Not all computer cases are equally well designed. That, I’m sure, you know. The thing you may not know, is just how badly designed certain cases are. Not only are they hard to service, they can be detrimental to your hardware! I recently had to change the hard drive from my backup box and ended up changing the whole kit altogether because the old machine did not recognize the new 500GB hard drive. So I reused my old Compaq Presario 6400nx computer, which does recognize the 500GB hard drive, but makes it run very hot. I mean, very hot.
The new drive, although almost idling except for the nightly backup scripts and whatnots, got to 50°C. Even if 50°C is within the manufacturer’s expected operating parameters (10 to 55°C, or similar), that’s about 20°C more than my main workstation’s hard drive that runs around 30–35°C. That got me worried because it is well known that high drive temperature shortens its life considerably. So I decided to solve the problem using tie-wraps—no, not à la McGyver.
Opened, the casing looks like this:
So it looks pretty much like an ordinary casing with slots for externally accessible drives (floppy and CD/DVD), the motherboard and lots of cables. The guys probably thought that the airflow, which is meant to bring cool air into the computer and take the heat away through the rear fans (the casing’s and the power supply’s) would be a nice airflow like this one,
with a strong stream covering hard drives, RAM (that you can’t see on the picture, it’s somewhere under the IDE cables), and CPU. Maybe even a cute small eddy on the side to ventilate that corner. Well, with all the cabling and the ill-designed face-plate, the airflow is pretty much like this:
Which leaves the drive bay (shown in bright red in the next picture) and the drives it contains out of the airflow and free to heat up as much as they want. As I said, the drive got up to 50°C while the room temperature is about 20°C, which, after discussing with friends, is apparently not that surprising, even not worrying. Nevertheless, I find this dangerously hot, especially that my other hard drive (same brand, but different capacity) runs at 30°C in the same conditions—although obviously in a better case.

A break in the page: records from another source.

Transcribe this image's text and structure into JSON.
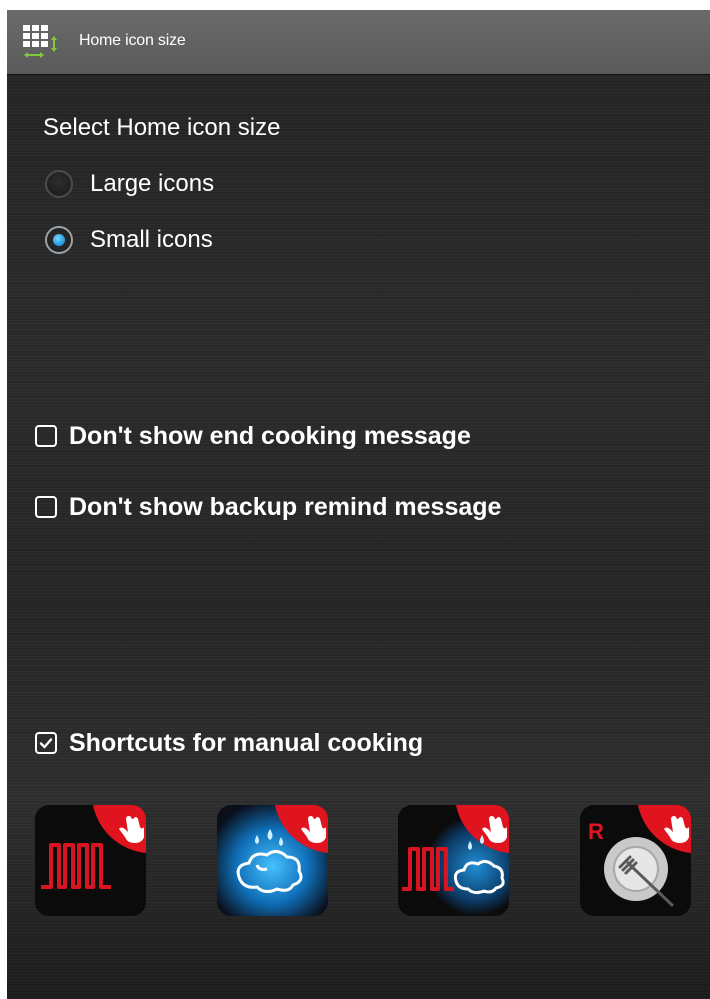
{
  "header": {
    "title": "Home icon size",
    "icon": "grid-resize-icon"
  },
  "icon_size": {
    "heading": "Select Home icon size",
    "options": [
      {
        "label": "Large icons",
        "selected": false
      },
      {
        "label": "Small icons",
        "selected": true
      }
    ]
  },
  "settings": {
    "end_cooking": {
      "label": "Don't show end cooking message",
      "checked": false
    },
    "backup_remind": {
      "label": "Don't show backup remind message",
      "checked": false
    },
    "shortcuts": {
      "label": "Shortcuts for manual cooking",
      "checked": true
    }
  },
  "shortcut_tiles": [
    {
      "icon": "heating-element-icon"
    },
    {
      "icon": "steam-icon"
    },
    {
      "icon": "combi-heat-steam-icon"
    },
    {
      "icon": "regenerate-plate-icon",
      "badge": "R"
    }
  ],
  "colors": {
    "accent_blue": "#2ba3e8",
    "tile_red": "#e0141e",
    "steam_blue": "#1f9fea"
  }
}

So I dug a 80mm fan from my “left-over” drawer (the one we all have, the one with a 1996 logitech mouse, a 5¼″ drive, 42 USB cables for devices we don’t even own anymore, and the like), two black tie-wraps, and frankensteined the fan on the underside of the hard drive bay, resulting in the new airflow (I suppose):
The new airflow mustn’t be all that bad. The CPU remains at a constant 40-ish°C, which it always have been, and the hard drive now runs at 30–35°C, just like the other one. Of course the extra fan adds a little noise but that’s not bad, all things considered.
You should also take time to assess the thermal health of your machine(s). On Linux, ACPI and board-specific sensor support will help you look at the temperature of the chip-set, motherboard and CPU; tools like the smartmontools package will tell you how hot your drives are. If your OS cannot report those or your missing drivers, very often the BIOS has a hardware monitor screen (or similar) that reports voltages and temperatures.
If you are in doubt regarding the actual temperatures of the components (some report ludicrous temperature as their sensors are very roughly calibrated) get an IR touchless thermometer (they’re not that expensive anymore) and point it at various components to validate the temperatures reported by the OS. Most of my hardware seems to report correct temperatures, except for my GPU on the video card (it reports 60+°C when the heat sink just above the chip is barely 40°C).
If you have a less than cromulent casing, like the one on the Compaq computer I have, make sure that none of your computer’s components runs excessively hot. Make sure that the fans are clear from dust and other debris, that will also help quite a lot (to remove dust, I blow the casing, at a safe distance, with ~50 PSI air blown with a general purpose garage-style air nozzle once in a while… gets the job done!).
A happy computer is a cool computer.
The Wikibook Minimizing Hard Disk Drive Failure and Data Loss contains, amongst other things, a link to a paper by guys from Google that document drive failure rate in relation to drive temperature, and they show that the sweet spot is somewhere around 35-45°C.